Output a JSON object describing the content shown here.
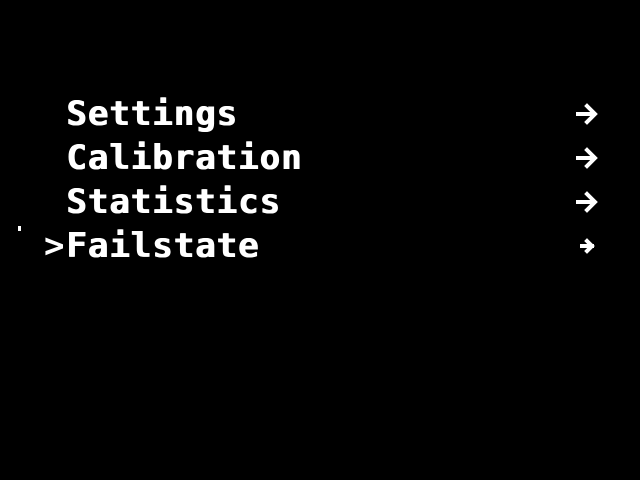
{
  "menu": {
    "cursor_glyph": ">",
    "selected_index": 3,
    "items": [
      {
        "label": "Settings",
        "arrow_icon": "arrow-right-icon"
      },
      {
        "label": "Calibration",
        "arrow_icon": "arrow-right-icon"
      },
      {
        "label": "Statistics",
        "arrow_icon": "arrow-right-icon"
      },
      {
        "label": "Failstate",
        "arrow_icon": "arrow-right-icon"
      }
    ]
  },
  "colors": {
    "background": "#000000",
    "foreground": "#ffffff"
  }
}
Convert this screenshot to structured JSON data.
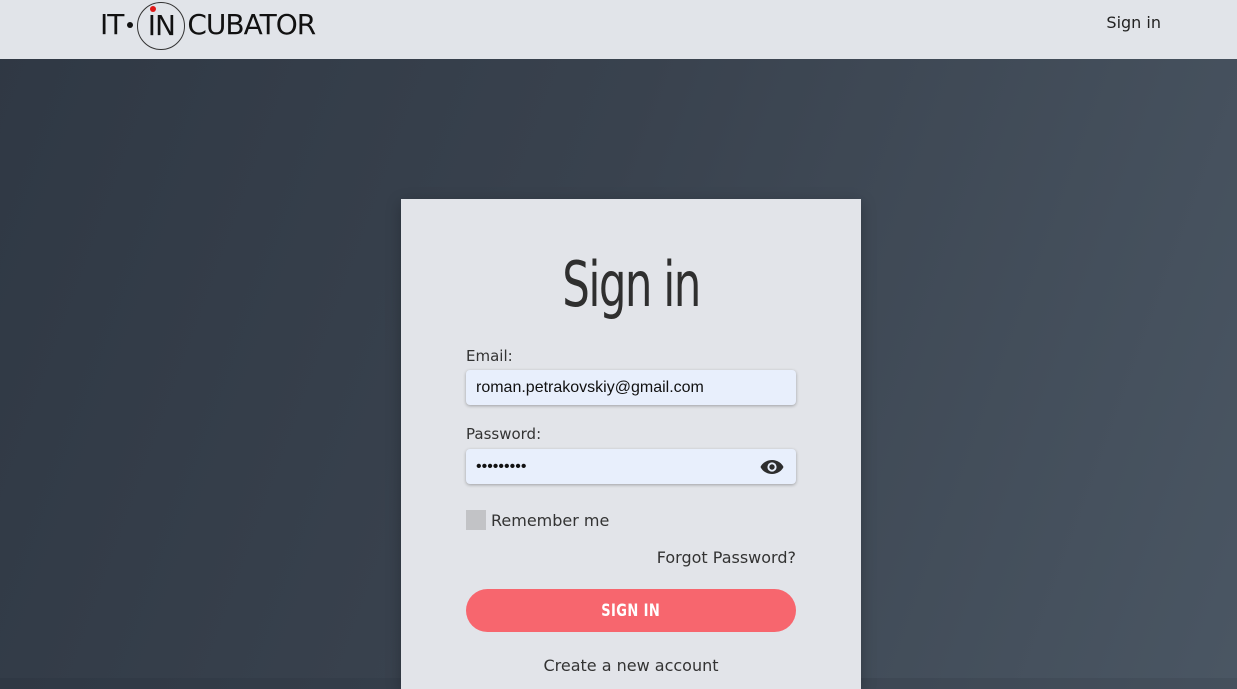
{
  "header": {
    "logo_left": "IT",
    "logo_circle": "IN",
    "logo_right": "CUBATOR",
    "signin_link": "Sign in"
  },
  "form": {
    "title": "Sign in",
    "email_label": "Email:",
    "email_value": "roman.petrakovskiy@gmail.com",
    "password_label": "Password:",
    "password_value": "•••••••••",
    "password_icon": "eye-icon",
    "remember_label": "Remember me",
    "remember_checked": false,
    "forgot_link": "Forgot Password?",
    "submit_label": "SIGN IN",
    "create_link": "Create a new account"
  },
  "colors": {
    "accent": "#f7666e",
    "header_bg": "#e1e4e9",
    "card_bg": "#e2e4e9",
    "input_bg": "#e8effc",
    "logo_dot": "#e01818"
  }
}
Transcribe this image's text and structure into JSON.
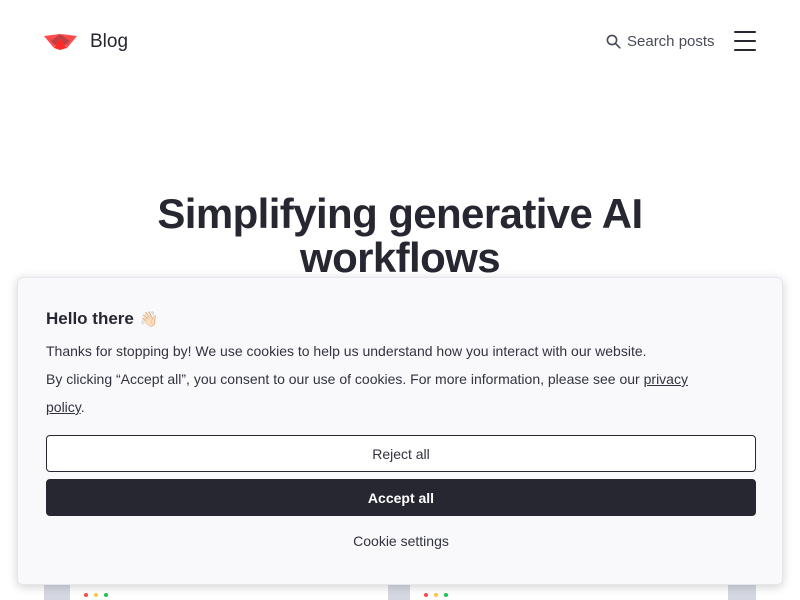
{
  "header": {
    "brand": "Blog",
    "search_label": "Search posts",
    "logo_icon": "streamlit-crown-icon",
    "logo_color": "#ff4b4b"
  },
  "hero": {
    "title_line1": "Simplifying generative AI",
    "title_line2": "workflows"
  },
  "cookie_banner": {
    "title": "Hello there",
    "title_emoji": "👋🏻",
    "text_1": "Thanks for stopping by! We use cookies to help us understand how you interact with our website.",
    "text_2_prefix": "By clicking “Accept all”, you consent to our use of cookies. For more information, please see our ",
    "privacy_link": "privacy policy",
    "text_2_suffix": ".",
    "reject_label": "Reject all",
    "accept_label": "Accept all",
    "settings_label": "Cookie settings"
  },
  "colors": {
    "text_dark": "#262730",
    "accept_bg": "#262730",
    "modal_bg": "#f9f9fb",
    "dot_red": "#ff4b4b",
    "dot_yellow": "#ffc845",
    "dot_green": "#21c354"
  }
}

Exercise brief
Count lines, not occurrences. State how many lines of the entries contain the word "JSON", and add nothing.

Solution
3